> [EXERCISE PROMPT]
Each record must be printed exactly as given.

> [THE INPUT]
────────
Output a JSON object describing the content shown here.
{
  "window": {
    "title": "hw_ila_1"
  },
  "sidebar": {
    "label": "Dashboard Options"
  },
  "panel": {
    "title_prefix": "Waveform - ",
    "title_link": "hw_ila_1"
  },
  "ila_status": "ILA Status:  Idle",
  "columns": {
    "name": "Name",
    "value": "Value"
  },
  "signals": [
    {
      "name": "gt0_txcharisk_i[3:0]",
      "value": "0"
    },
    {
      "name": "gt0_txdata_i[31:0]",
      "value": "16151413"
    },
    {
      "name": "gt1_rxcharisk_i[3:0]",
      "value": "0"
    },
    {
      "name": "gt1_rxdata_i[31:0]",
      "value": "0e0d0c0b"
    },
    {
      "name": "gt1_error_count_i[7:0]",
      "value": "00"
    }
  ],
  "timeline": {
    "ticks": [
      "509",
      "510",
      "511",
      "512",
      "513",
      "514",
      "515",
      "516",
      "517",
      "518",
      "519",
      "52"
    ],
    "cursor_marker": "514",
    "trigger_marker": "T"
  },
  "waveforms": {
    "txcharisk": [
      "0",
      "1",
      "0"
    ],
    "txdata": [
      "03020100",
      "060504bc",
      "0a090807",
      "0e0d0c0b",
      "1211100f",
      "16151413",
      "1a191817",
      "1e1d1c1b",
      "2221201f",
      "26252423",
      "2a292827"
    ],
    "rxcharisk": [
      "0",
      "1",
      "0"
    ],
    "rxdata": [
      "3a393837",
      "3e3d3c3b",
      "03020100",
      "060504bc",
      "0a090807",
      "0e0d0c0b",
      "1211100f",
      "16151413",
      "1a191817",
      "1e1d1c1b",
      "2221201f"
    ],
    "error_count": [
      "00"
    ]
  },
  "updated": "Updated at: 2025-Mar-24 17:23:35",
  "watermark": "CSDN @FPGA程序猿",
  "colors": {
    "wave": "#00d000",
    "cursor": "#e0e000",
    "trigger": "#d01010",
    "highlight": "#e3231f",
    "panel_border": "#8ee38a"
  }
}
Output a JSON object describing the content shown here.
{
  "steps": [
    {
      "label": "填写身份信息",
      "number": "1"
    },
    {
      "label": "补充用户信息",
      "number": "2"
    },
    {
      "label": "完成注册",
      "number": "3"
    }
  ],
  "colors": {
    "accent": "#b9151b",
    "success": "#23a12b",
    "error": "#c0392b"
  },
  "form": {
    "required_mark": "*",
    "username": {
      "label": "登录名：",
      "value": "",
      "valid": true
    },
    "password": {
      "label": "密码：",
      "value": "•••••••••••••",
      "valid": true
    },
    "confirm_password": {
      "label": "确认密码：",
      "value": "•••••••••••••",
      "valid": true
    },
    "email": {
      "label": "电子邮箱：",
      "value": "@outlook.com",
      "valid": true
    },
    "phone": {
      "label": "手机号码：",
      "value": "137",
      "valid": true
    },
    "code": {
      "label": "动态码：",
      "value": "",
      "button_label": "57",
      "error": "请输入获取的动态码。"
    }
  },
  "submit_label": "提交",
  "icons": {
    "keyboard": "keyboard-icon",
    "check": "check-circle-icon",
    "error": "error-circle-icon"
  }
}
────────
> [RESULT]
Output a JSON object describing the content shown here.
{
  "window": {
    "title": "hw_ila_1"
  },
  "sidebar": {
    "label": "Dashboard Options"
  },
  "panel": {
    "title_prefix": "Waveform - ",
    "title_link": "hw_ila_1"
  },
  "ila_status": "ILA Status:  Idle",
  "columns": {
    "name": "Name",
    "value": "Value"
  },
  "signals": [
    {
      "name": "gt0_txcharisk_i[3:0]",
      "value": "0"
    },
    {
      "name": "gt0_txdata_i[31:0]",
      "value": "16151413"
    },
    {
      "name": "gt1_rxcharisk_i[3:0]",
      "value": "0"
    },
    {
      "name": "gt1_rxdata_i[31:0]",
      "value": "0e0d0c0b"
    },
    {
      "name": "gt1_error_count_i[7:0]",
      "value": "00"
    }
  ],
  "timeline": {
    "ticks": [
      "509",
      "510",
      "511",
      "512",
      "513",
      "514",
      "515",
      "516",
      "517",
      "518",
      "519",
      "52"
    ],
    "cursor_marker": "514",
    "trigger_marker": "T"
  },
  "waveforms": {
    "txcharisk": [
      "0",
      "1",
      "0"
    ],
    "txdata": [
      "03020100",
      "060504bc",
      "0a090807",
      "0e0d0c0b",
      "1211100f",
      "16151413",
      "1a191817",
      "1e1d1c1b",
      "2221201f",
      "26252423",
      "2a292827"
    ],
    "rxcharisk": [
      "0",
      "1",
      "0"
    ],
    "rxdata": [
      "3a393837",
      "3e3d3c3b",
      "03020100",
      "060504bc",
      "0a090807",
      "0e0d0c0b",
      "1211100f",
      "16151413",
      "1a191817",
      "1e1d1c1b",
      "2221201f"
    ],
    "error_count": [
      "00"
    ]
  },
  "updated": "Updated at: 2025-Mar-24 17:23:35",
  "watermark": "CSDN @FPGA程序猿",
  "colors": {
    "wave": "#00d000",
    "cursor": "#e0e000",
    "trigger": "#d01010",
    "highlight": "#e3231f",
    "panel_border": "#8ee38a"
  }
}
Output a JSON object describing the content shown here.
{
  "steps": [
    {
      "label": "填写身份信息",
      "number": "1"
    },
    {
      "label": "补充用户信息",
      "number": "2"
    },
    {
      "label": "完成注册",
      "number": "3"
    }
  ],
  "colors": {
    "accent": "#b9151b",
    "success": "#23a12b",
    "error": "#c0392b"
  },
  "form": {
    "required_mark": "*",
    "username": {
      "label": "登录名：",
      "value": "",
      "valid": true
    },
    "password": {
      "label": "密码：",
      "value": "•••••••••••••",
      "valid": true
    },
    "confirm_password": {
      "label": "确认密码：",
      "value": "•••••••••••••",
      "valid": true
    },
    "email": {
      "label": "电子邮箱：",
      "value": "@outlook.com",
      "valid": true
    },
    "phone": {
      "label": "手机号码：",
      "value": "137",
      "valid": true
    },
    "code": {
      "label": "动态码：",
      "value": "",
      "button_label": "57",
      "error": "请输入获取的动态码。"
    }
  },
  "submit_label": "提交",
  "icons": {
    "keyboard": "keyboard-icon",
    "check": "check-circle-icon",
    "error": "error-circle-icon"
  }
}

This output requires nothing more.